• _Problem to solve_:
From the first line to the last, repeat the data exactly but leave out the pictures.

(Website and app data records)
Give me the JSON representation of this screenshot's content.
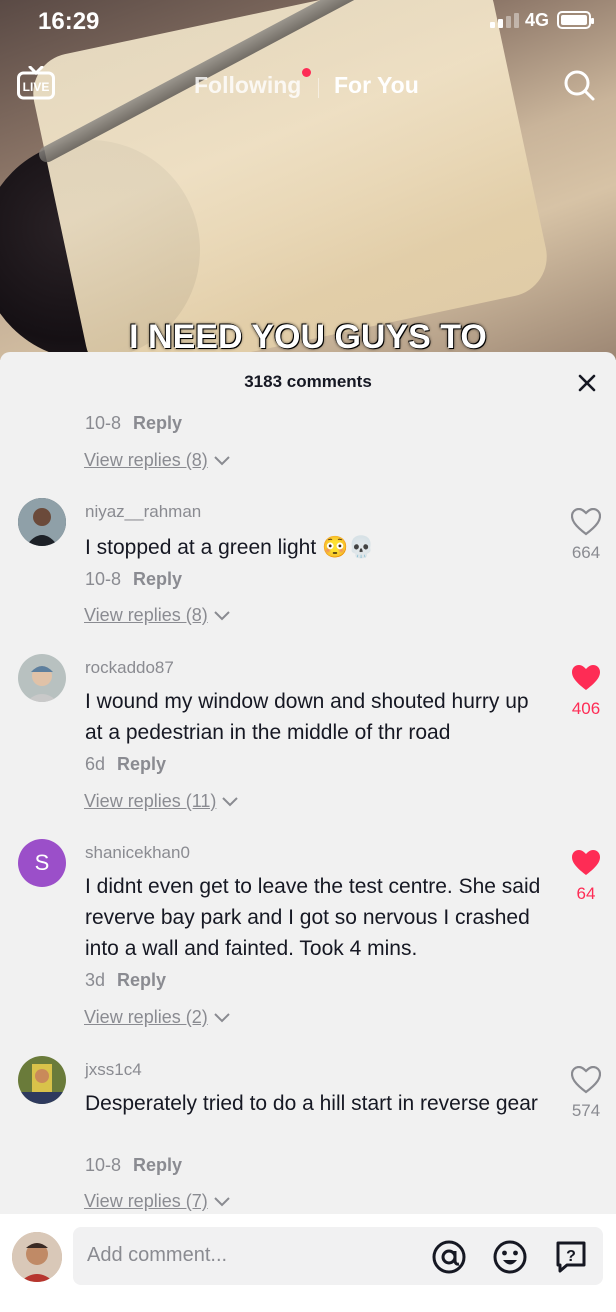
{
  "status": {
    "time": "16:29",
    "network": "4G"
  },
  "nav": {
    "live": "LIVE",
    "following": "Following",
    "for_you": "For You"
  },
  "video": {
    "caption": "I NEED YOU GUYS TO"
  },
  "comments_header": {
    "count_text": "3183 comments"
  },
  "first_partial": {
    "date": "10-8",
    "reply": "Reply",
    "view_replies": "View replies (8)"
  },
  "comments": [
    {
      "username": "niyaz__rahman",
      "text": "I stopped at a green light 😳💀",
      "date": "10-8",
      "reply": "Reply",
      "likes": "664",
      "liked": false,
      "view_replies": "View replies (8)"
    },
    {
      "username": "rockaddo87",
      "text": "I wound my window down and shouted hurry up at a pedestrian in the middle of thr road",
      "date": "6d",
      "reply": "Reply",
      "likes": "406",
      "liked": true,
      "view_replies": "View replies (11)"
    },
    {
      "username": "shanicekhan0",
      "avatar_letter": "S",
      "text": "I didnt even get to leave the test centre. She said reverve bay park and I got so nervous I crashed into a wall and fainted. Took 4 mins.",
      "date": "3d",
      "reply": "Reply",
      "likes": "64",
      "liked": true,
      "view_replies": "View replies (2)"
    },
    {
      "username": "jxss1c4",
      "text": "Desperately tried to do a hill start in reverse gear",
      "date": "10-8",
      "reply": "Reply",
      "likes": "574",
      "liked": false,
      "view_replies": "View replies (7)"
    }
  ],
  "composer": {
    "placeholder": "Add comment..."
  },
  "colors": {
    "accent": "#fe2c55",
    "avatar_s": "#9b4fc9",
    "sheet_bg": "#f1f1f1"
  }
}
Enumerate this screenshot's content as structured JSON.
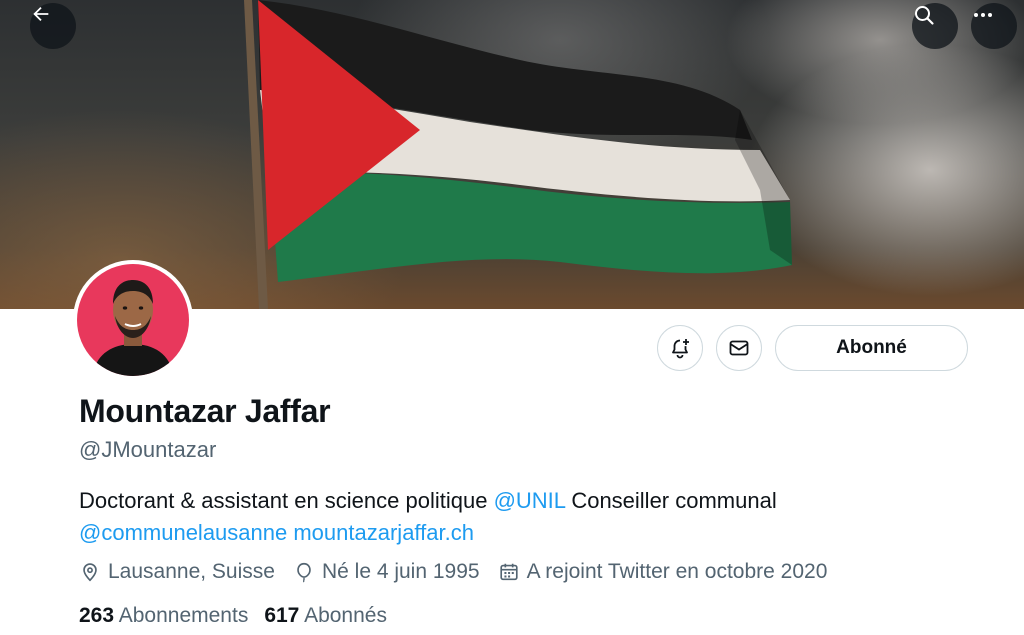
{
  "header": {
    "back_icon": "arrow-left-icon",
    "search_icon": "search-icon",
    "more_icon": "more-horizontal-icon"
  },
  "profile": {
    "name": "Mountazar Jaffar",
    "handle": "@JMountazar",
    "bio_text_1": "Doctorant & assistant en science politique ",
    "bio_mention_1": "@UNIL",
    "bio_text_2": " Conseiller communal",
    "bio_mention_2": "@communelausanne",
    "bio_website": "mountazarjaffar.ch",
    "location": "Lausanne, Suisse",
    "birth": "Né le 4 juin 1995",
    "joined": "A rejoint Twitter en octobre 2020"
  },
  "actions": {
    "notify_icon": "bell-plus-icon",
    "message_icon": "envelope-icon",
    "follow_label": "Abonné"
  },
  "stats": {
    "following_count": "263",
    "following_label": "Abonnements",
    "followers_count": "617",
    "followers_label": "Abonnés"
  },
  "colors": {
    "link": "#1d9bf0",
    "secondary_text": "#536471",
    "avatar_bg": "#e8385c",
    "flag_red": "#d8262b",
    "flag_green": "#1f7a4a"
  }
}
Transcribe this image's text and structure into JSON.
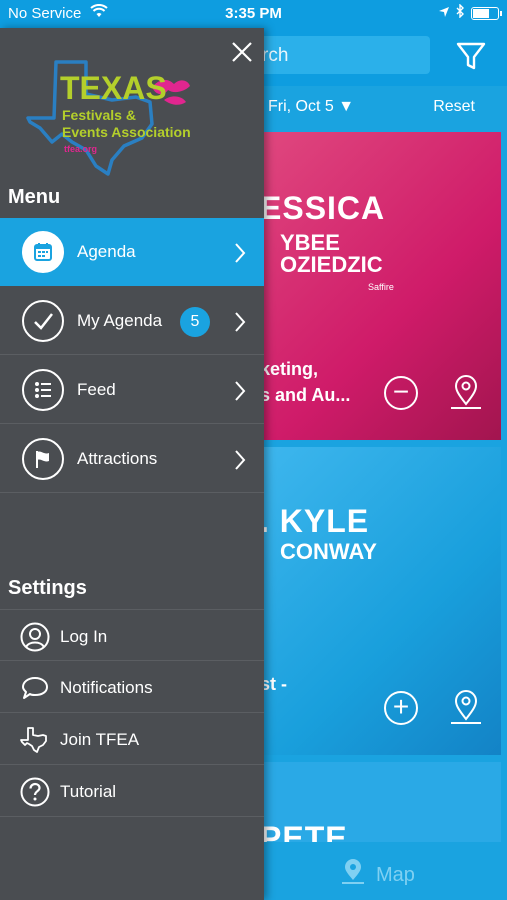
{
  "status_bar": {
    "carrier": "No Service",
    "time": "3:35 PM"
  },
  "header": {
    "search_placeholder": "rch",
    "date": "Fri, Oct 5",
    "reset": "Reset"
  },
  "cards": [
    {
      "title_line1": "ESSICA",
      "title_line2": "YBEE",
      "title_line3": "OZIEDZIC",
      "tag": "Saffire",
      "caption_line1": "keting,",
      "caption_line2": "s and Au...",
      "action": "remove"
    },
    {
      "title_line1": ". KYLE",
      "title_line2": "CONWAY",
      "caption_line1": "st -",
      "action": "add"
    },
    {
      "title_line1": "PETE"
    }
  ],
  "bottom_bar": {
    "map_label": "Map"
  },
  "drawer": {
    "logo": {
      "line1": "TEXAS",
      "line2": "Festivals &",
      "line3": "Events Association",
      "line4": "tfea.org"
    },
    "menu_title": "Menu",
    "menu_items": [
      {
        "label": "Agenda",
        "icon": "calendar-icon",
        "active": true
      },
      {
        "label": "My Agenda",
        "icon": "checkmark-icon",
        "badge": "5"
      },
      {
        "label": "Feed",
        "icon": "list-icon"
      },
      {
        "label": "Attractions",
        "icon": "flag-icon"
      }
    ],
    "settings_title": "Settings",
    "settings_items": [
      {
        "label": "Log In",
        "icon": "user-icon"
      },
      {
        "label": "Notifications",
        "icon": "chat-bubble-icon"
      },
      {
        "label": "Join TFEA",
        "icon": "texas-outline-icon"
      },
      {
        "label": "Tutorial",
        "icon": "question-icon"
      }
    ]
  },
  "colors": {
    "accent": "#1aa3e0",
    "drawer_bg": "#4a4d51",
    "card_pink": "#cf1b69",
    "card_blue": "#199fdc",
    "logo_green": "#b4cf2b",
    "logo_pink": "#e1268f",
    "logo_blue": "#2a7fc2"
  }
}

• _Response box_:
Give me the JSON representation of this screenshot's content.
{
  "status": {
    "time": "16:29",
    "network": "4G"
  },
  "nav": {
    "live": "LIVE",
    "following": "Following",
    "for_you": "For You"
  },
  "video": {
    "caption": "I NEED YOU GUYS TO"
  },
  "comments_header": {
    "count_text": "3183 comments"
  },
  "first_partial": {
    "date": "10-8",
    "reply": "Reply",
    "view_replies": "View replies (8)"
  },
  "comments": [
    {
      "username": "niyaz__rahman",
      "text": "I stopped at a green light 😳💀",
      "date": "10-8",
      "reply": "Reply",
      "likes": "664",
      "liked": false,
      "view_replies": "View replies (8)"
    },
    {
      "username": "rockaddo87",
      "text": "I wound my window down and shouted hurry up at a pedestrian in the middle of thr road",
      "date": "6d",
      "reply": "Reply",
      "likes": "406",
      "liked": true,
      "view_replies": "View replies (11)"
    },
    {
      "username": "shanicekhan0",
      "avatar_letter": "S",
      "text": "I didnt even get to leave the test centre. She said reverve bay park and I got so nervous I crashed into a wall and fainted. Took 4 mins.",
      "date": "3d",
      "reply": "Reply",
      "likes": "64",
      "liked": true,
      "view_replies": "View replies (2)"
    },
    {
      "username": "jxss1c4",
      "text": "Desperately tried to do a hill start in reverse gear",
      "date": "10-8",
      "reply": "Reply",
      "likes": "574",
      "liked": false,
      "view_replies": "View replies (7)"
    }
  ],
  "composer": {
    "placeholder": "Add comment..."
  },
  "colors": {
    "accent": "#fe2c55",
    "avatar_s": "#9b4fc9",
    "sheet_bg": "#f1f1f1"
  }
}
Enumerate this screenshot's content as structured JSON.
{
  "header": {
    "back_icon": "arrow-left-icon",
    "search_icon": "search-icon",
    "more_icon": "more-horizontal-icon"
  },
  "profile": {
    "name": "Mountazar Jaffar",
    "handle": "@JMountazar",
    "bio_text_1": "Doctorant & assistant en science politique ",
    "bio_mention_1": "@UNIL",
    "bio_text_2": " Conseiller communal",
    "bio_mention_2": "@communelausanne",
    "bio_website": "mountazarjaffar.ch",
    "location": "Lausanne, Suisse",
    "birth": "Né le 4 juin 1995",
    "joined": "A rejoint Twitter en octobre 2020"
  },
  "actions": {
    "notify_icon": "bell-plus-icon",
    "message_icon": "envelope-icon",
    "follow_label": "Abonné"
  },
  "stats": {
    "following_count": "263",
    "following_label": "Abonnements",
    "followers_count": "617",
    "followers_label": "Abonnés"
  },
  "colors": {
    "link": "#1d9bf0",
    "secondary_text": "#536471",
    "avatar_bg": "#e8385c",
    "flag_red": "#d8262b",
    "flag_green": "#1f7a4a"
  }
}
Transcribe this image's text and structure into JSON.
{
  "status_bar": {
    "carrier": "No Service",
    "time": "3:35 PM"
  },
  "header": {
    "search_placeholder": "rch",
    "date": "Fri, Oct 5",
    "reset": "Reset"
  },
  "cards": [
    {
      "title_line1": "ESSICA",
      "title_line2": "YBEE",
      "title_line3": "OZIEDZIC",
      "tag": "Saffire",
      "caption_line1": "keting,",
      "caption_line2": "s and Au...",
      "action": "remove"
    },
    {
      "title_line1": ". KYLE",
      "title_line2": "CONWAY",
      "caption_line1": "st -",
      "action": "add"
    },
    {
      "title_line1": "PETE"
    }
  ],
  "bottom_bar": {
    "map_label": "Map"
  },
  "drawer": {
    "logo": {
      "line1": "TEXAS",
      "line2": "Festivals &",
      "line3": "Events Association",
      "line4": "tfea.org"
    },
    "menu_title": "Menu",
    "menu_items": [
      {
        "label": "Agenda",
        "icon": "calendar-icon",
        "active": true
      },
      {
        "label": "My Agenda",
        "icon": "checkmark-icon",
        "badge": "5"
      },
      {
        "label": "Feed",
        "icon": "list-icon"
      },
      {
        "label": "Attractions",
        "icon": "flag-icon"
      }
    ],
    "settings_title": "Settings",
    "settings_items": [
      {
        "label": "Log In",
        "icon": "user-icon"
      },
      {
        "label": "Notifications",
        "icon": "chat-bubble-icon"
      },
      {
        "label": "Join TFEA",
        "icon": "texas-outline-icon"
      },
      {
        "label": "Tutorial",
        "icon": "question-icon"
      }
    ]
  },
  "colors": {
    "accent": "#1aa3e0",
    "drawer_bg": "#4a4d51",
    "card_pink": "#cf1b69",
    "card_blue": "#199fdc",
    "logo_green": "#b4cf2b",
    "logo_pink": "#e1268f",
    "logo_blue": "#2a7fc2"
  }
}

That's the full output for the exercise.